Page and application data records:
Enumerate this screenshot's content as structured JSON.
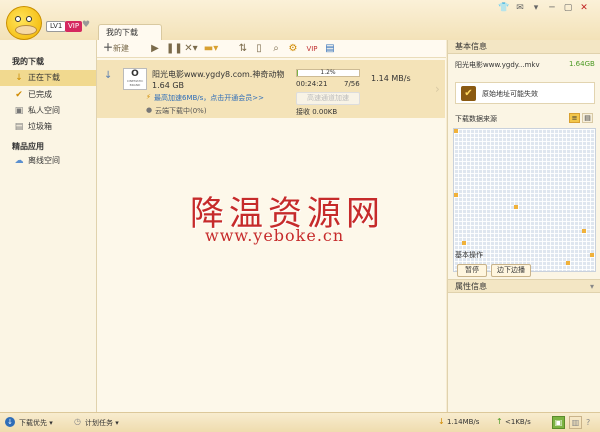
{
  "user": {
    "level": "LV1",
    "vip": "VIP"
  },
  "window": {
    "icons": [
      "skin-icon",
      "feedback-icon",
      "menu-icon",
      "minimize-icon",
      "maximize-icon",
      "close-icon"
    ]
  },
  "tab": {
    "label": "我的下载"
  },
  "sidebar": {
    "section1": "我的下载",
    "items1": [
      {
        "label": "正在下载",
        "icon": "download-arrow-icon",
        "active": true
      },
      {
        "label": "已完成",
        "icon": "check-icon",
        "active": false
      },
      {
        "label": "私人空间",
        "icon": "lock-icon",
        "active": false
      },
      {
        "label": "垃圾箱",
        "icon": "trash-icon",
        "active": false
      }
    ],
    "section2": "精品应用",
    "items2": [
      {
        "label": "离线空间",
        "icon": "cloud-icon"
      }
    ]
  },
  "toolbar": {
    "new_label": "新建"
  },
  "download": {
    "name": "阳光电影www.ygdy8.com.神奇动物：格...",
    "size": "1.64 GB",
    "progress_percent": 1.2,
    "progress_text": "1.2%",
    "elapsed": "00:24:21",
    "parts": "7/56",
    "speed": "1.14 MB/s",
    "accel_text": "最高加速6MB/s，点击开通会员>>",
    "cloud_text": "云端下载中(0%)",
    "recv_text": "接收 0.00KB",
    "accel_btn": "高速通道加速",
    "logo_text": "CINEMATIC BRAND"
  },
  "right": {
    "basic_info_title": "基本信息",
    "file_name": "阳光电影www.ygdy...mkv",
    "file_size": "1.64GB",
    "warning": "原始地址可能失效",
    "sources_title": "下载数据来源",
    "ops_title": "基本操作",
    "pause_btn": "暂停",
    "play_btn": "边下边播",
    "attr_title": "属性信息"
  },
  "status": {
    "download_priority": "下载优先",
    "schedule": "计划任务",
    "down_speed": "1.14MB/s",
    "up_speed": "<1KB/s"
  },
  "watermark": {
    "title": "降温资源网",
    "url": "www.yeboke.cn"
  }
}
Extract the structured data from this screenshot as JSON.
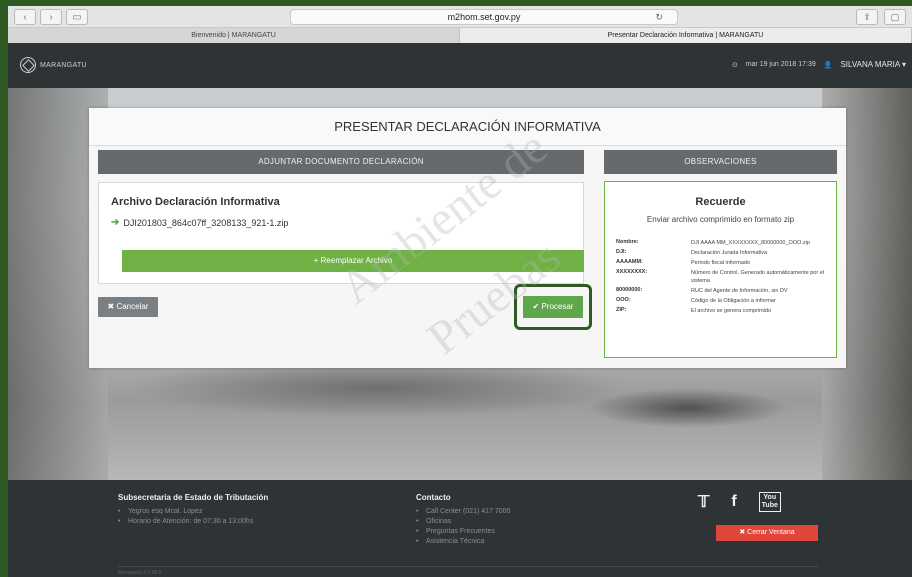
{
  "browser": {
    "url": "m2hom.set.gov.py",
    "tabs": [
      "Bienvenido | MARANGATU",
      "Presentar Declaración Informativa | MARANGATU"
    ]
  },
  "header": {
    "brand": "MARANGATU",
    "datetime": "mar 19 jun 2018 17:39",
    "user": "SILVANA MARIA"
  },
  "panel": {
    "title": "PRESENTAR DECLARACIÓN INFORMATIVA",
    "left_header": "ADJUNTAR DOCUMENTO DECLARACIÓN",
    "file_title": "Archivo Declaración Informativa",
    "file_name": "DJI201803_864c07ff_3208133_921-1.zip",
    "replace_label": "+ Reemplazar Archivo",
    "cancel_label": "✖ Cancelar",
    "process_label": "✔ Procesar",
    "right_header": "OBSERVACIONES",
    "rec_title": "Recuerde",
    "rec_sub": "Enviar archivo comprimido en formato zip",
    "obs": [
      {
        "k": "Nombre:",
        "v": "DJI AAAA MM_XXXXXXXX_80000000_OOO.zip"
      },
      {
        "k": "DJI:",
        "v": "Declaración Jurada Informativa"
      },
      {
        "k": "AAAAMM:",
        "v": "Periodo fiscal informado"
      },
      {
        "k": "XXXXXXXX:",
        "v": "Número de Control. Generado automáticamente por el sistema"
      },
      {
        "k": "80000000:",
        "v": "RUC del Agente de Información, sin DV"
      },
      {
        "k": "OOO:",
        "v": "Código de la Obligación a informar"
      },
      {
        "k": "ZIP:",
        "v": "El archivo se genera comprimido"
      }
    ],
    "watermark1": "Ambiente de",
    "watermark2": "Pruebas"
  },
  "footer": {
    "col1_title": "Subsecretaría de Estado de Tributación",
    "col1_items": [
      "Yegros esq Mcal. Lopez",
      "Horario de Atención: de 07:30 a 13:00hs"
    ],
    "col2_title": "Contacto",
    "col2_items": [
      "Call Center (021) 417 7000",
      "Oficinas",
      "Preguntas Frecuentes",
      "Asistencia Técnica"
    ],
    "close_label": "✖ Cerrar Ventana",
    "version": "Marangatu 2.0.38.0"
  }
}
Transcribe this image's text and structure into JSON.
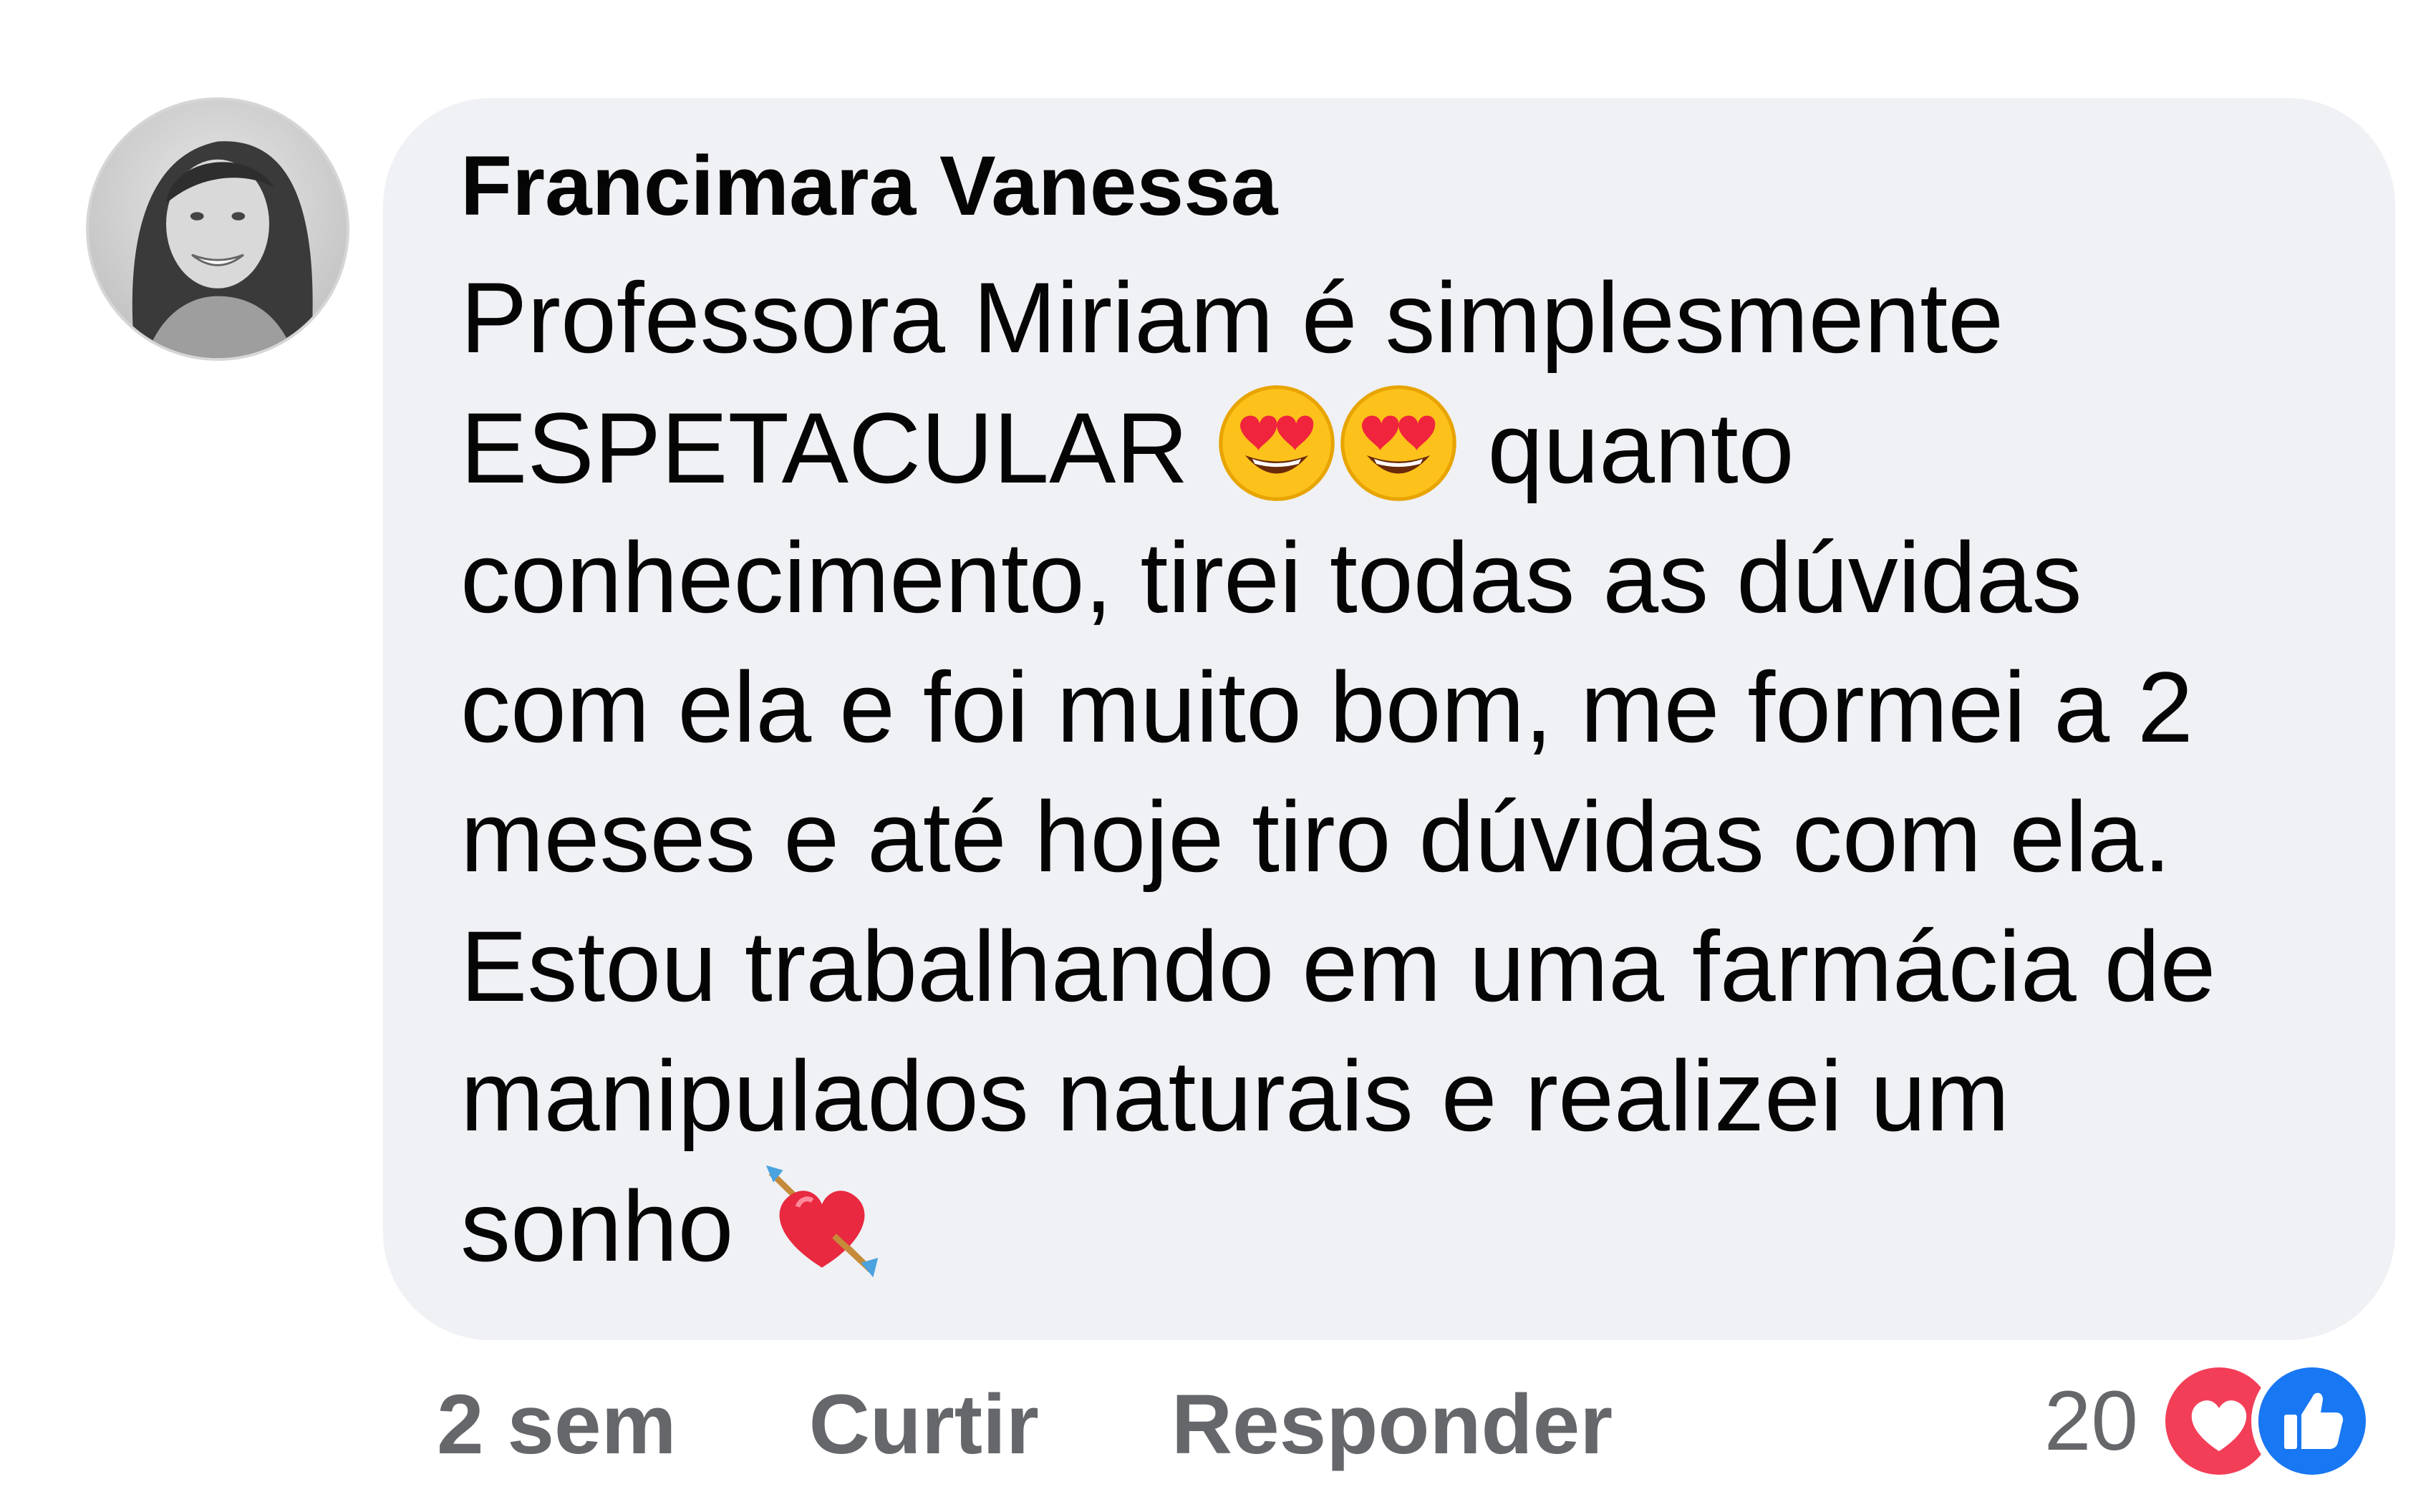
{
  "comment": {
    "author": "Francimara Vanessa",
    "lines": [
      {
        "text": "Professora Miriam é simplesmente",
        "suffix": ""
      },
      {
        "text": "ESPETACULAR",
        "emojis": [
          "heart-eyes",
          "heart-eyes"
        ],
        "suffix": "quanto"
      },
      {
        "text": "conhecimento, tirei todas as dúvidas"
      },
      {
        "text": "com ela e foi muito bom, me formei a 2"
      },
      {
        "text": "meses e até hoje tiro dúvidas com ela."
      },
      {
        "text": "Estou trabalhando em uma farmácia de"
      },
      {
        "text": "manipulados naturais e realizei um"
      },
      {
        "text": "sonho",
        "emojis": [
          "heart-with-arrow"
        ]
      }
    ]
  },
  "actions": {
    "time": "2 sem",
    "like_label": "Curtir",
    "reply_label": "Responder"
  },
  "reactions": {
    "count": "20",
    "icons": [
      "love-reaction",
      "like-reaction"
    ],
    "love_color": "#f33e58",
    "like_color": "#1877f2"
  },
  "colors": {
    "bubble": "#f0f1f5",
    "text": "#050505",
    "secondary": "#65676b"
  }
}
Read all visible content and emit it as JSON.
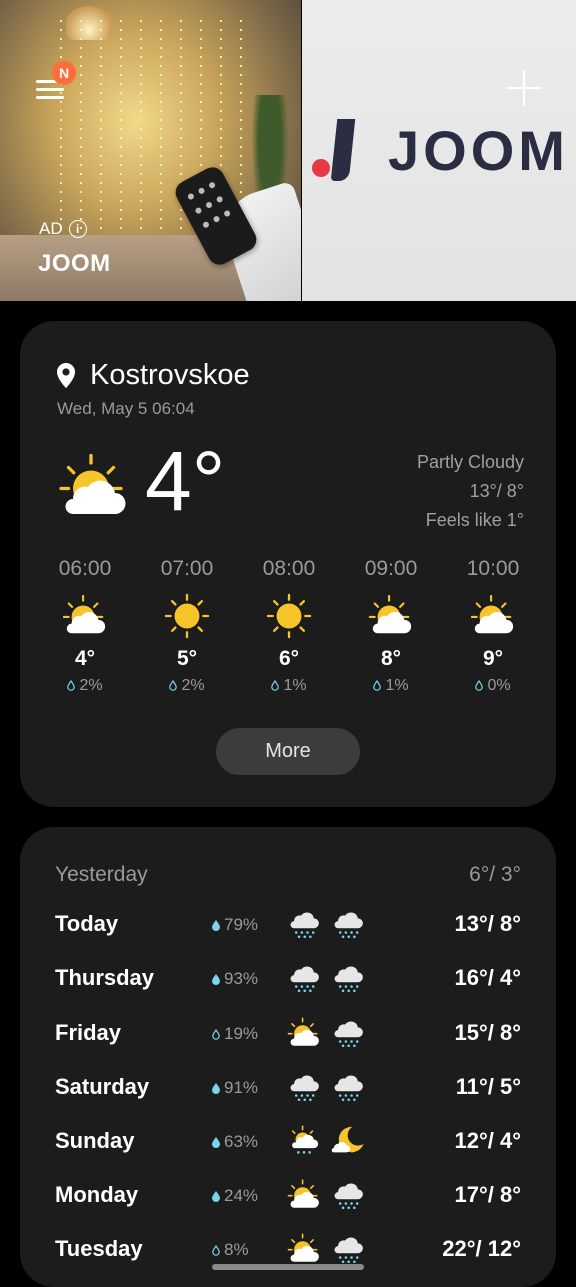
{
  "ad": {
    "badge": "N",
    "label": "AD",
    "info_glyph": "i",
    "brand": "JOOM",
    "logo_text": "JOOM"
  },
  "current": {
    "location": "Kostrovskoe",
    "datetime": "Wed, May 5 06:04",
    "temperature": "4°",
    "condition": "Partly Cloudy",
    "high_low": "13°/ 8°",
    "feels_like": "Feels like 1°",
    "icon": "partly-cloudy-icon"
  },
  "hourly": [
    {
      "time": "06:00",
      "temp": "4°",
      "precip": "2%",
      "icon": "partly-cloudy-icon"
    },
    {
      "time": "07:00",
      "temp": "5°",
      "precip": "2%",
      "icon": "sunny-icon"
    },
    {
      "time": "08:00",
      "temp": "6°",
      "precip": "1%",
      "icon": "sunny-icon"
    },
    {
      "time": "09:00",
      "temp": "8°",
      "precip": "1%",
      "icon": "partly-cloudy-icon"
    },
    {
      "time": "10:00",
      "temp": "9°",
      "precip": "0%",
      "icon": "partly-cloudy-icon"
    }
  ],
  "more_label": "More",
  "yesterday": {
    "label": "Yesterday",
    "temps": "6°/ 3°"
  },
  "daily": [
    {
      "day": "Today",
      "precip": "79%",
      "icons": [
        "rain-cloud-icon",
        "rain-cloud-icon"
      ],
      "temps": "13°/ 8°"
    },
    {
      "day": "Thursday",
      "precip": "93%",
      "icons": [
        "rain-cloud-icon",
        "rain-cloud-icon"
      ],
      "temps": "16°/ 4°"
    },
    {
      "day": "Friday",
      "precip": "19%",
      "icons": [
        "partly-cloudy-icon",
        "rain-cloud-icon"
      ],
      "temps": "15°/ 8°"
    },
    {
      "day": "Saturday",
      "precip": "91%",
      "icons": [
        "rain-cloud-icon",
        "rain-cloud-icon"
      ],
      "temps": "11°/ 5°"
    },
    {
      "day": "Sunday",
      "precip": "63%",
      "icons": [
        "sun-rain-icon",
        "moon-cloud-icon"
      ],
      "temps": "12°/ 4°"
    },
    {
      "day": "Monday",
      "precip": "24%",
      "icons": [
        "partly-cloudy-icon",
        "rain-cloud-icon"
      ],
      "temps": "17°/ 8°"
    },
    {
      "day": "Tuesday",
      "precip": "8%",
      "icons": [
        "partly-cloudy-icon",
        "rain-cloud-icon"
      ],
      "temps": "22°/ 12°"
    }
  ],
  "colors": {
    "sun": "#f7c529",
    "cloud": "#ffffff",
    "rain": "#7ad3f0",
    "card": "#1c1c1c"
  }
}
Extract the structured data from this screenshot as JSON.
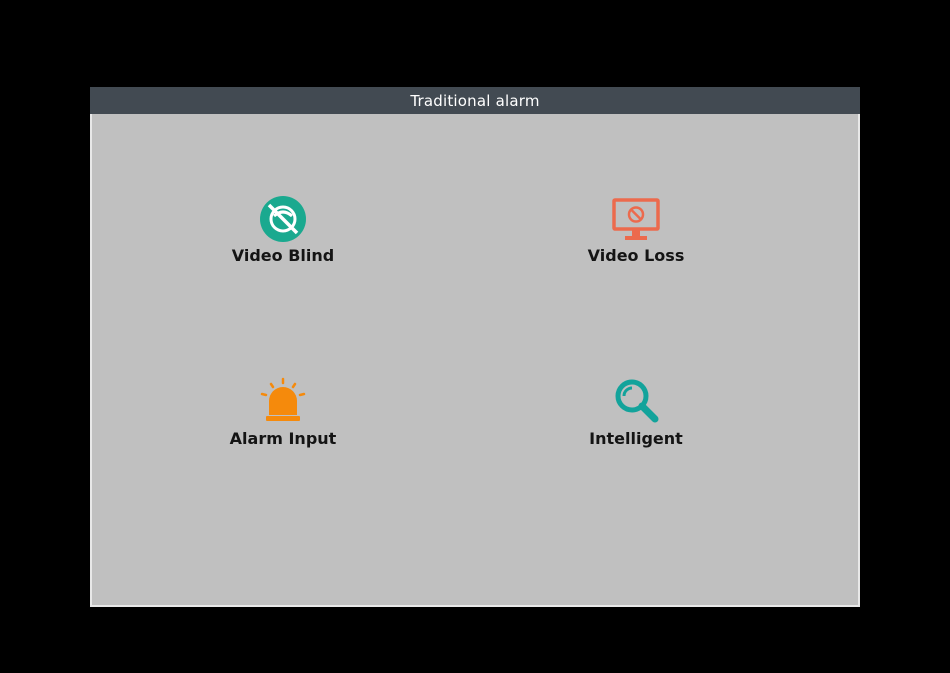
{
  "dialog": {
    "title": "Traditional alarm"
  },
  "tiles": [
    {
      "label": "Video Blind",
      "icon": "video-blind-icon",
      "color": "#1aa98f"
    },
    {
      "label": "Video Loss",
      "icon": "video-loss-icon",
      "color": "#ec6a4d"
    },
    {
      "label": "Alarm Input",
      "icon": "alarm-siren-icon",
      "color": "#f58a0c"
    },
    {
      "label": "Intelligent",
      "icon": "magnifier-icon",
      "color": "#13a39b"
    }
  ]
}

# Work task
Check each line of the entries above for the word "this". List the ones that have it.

# Answer area
Enumerate this screenshot's content as structured JSON.
Extract the structured data from this screenshot as JSON.
Transcribe this image's text and structure into JSON.
Extract the structured data from this screenshot as JSON.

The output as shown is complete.